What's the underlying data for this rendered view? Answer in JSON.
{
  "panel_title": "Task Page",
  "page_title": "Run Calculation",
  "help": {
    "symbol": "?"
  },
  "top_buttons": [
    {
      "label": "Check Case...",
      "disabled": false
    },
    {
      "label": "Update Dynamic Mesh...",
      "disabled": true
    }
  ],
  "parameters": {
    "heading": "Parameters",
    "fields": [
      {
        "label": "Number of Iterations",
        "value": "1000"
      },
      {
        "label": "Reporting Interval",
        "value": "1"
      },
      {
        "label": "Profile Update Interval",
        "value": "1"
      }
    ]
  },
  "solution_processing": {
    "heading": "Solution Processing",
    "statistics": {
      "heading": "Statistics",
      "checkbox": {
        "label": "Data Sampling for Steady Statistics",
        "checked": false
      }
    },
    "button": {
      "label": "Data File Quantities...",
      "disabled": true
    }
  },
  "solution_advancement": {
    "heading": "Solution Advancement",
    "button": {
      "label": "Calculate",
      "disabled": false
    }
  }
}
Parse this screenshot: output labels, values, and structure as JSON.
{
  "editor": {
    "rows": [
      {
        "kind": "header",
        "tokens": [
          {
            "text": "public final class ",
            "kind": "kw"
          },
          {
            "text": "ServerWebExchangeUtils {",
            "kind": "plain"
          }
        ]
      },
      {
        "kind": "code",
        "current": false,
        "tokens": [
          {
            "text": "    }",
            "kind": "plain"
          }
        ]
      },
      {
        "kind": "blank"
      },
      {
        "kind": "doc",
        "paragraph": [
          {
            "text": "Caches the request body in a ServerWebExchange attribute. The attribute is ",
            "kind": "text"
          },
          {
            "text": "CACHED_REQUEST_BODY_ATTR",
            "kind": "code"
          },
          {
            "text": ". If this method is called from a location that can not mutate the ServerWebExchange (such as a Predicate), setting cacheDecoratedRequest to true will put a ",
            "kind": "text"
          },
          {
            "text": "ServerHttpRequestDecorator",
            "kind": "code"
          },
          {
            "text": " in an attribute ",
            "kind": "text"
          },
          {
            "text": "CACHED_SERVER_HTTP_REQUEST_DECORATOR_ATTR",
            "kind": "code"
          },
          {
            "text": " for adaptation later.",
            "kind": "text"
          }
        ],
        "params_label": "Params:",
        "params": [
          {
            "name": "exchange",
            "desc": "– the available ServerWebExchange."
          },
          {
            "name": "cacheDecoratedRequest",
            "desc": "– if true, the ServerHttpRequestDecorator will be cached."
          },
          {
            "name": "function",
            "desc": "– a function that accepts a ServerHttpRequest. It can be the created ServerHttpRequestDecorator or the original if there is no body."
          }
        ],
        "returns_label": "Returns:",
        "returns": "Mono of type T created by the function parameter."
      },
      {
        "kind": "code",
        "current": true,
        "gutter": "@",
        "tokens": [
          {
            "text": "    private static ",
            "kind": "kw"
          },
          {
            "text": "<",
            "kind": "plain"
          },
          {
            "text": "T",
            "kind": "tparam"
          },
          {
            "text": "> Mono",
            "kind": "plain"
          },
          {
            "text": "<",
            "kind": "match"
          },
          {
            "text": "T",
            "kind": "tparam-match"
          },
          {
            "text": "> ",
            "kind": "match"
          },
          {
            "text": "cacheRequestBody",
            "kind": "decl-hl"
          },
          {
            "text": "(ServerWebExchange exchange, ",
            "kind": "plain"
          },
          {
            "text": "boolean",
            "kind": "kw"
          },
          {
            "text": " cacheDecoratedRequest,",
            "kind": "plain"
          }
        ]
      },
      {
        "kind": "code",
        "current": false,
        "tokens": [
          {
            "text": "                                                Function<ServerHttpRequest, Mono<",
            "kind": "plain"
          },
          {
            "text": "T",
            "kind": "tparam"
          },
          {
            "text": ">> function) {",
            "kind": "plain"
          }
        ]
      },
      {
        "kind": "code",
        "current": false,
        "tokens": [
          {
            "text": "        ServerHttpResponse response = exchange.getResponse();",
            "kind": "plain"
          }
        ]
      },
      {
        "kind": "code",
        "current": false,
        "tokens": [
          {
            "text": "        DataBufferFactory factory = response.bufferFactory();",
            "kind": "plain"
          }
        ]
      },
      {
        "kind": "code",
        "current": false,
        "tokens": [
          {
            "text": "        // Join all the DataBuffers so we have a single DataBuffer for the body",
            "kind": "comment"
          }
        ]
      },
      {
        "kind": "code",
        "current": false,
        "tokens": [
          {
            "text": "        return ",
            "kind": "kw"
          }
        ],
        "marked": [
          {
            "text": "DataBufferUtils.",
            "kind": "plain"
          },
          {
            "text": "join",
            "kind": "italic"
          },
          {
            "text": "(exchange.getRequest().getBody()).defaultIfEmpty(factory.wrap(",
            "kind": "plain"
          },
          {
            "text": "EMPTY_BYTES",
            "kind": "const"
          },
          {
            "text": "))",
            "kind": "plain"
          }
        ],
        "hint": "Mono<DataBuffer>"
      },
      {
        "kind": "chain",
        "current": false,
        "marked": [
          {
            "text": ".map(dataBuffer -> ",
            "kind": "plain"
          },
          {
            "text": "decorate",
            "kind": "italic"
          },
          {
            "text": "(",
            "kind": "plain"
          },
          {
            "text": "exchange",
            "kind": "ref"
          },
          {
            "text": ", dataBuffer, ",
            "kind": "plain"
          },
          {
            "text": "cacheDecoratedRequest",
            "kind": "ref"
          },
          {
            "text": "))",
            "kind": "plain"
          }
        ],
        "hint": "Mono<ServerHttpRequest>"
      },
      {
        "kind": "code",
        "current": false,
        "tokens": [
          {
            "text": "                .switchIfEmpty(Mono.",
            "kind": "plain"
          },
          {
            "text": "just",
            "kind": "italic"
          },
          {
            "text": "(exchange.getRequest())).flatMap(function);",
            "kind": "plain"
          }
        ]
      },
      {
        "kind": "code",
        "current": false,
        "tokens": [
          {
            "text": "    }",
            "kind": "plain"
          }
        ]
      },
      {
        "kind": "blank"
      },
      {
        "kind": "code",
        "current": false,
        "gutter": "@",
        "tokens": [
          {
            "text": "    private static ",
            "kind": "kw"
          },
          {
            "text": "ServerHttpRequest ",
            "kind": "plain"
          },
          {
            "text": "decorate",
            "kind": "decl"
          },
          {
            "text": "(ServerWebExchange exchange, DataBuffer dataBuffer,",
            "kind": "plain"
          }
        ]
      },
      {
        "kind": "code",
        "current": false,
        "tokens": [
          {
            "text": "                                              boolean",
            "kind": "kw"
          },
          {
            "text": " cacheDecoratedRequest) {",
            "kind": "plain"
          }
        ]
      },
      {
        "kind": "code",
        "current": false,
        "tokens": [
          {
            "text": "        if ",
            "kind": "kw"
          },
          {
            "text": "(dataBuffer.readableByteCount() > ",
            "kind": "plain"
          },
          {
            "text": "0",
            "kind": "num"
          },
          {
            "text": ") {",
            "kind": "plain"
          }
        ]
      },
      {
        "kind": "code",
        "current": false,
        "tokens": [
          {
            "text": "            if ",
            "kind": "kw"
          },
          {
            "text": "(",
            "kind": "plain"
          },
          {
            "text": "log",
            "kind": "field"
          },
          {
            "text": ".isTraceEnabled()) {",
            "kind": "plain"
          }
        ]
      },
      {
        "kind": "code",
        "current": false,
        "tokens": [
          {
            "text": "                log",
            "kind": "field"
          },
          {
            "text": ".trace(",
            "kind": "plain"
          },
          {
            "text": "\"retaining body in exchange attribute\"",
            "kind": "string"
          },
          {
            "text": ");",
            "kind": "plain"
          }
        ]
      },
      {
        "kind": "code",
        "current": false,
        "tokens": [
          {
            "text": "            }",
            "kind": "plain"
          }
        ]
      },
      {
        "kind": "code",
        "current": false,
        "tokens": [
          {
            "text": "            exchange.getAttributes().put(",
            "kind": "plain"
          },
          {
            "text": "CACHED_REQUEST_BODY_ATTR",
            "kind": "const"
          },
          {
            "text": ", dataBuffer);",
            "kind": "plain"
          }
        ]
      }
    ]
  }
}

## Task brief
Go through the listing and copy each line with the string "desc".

## Task answer
            "desc": "– the available ServerWebExchange."
            "desc": "– if true, the ServerHttpRequestDecorator will be cached."
            "desc": "– a function that accepts a ServerHttpRequest. It can be the created ServerHttpRequestDecorator or the original if there is no body."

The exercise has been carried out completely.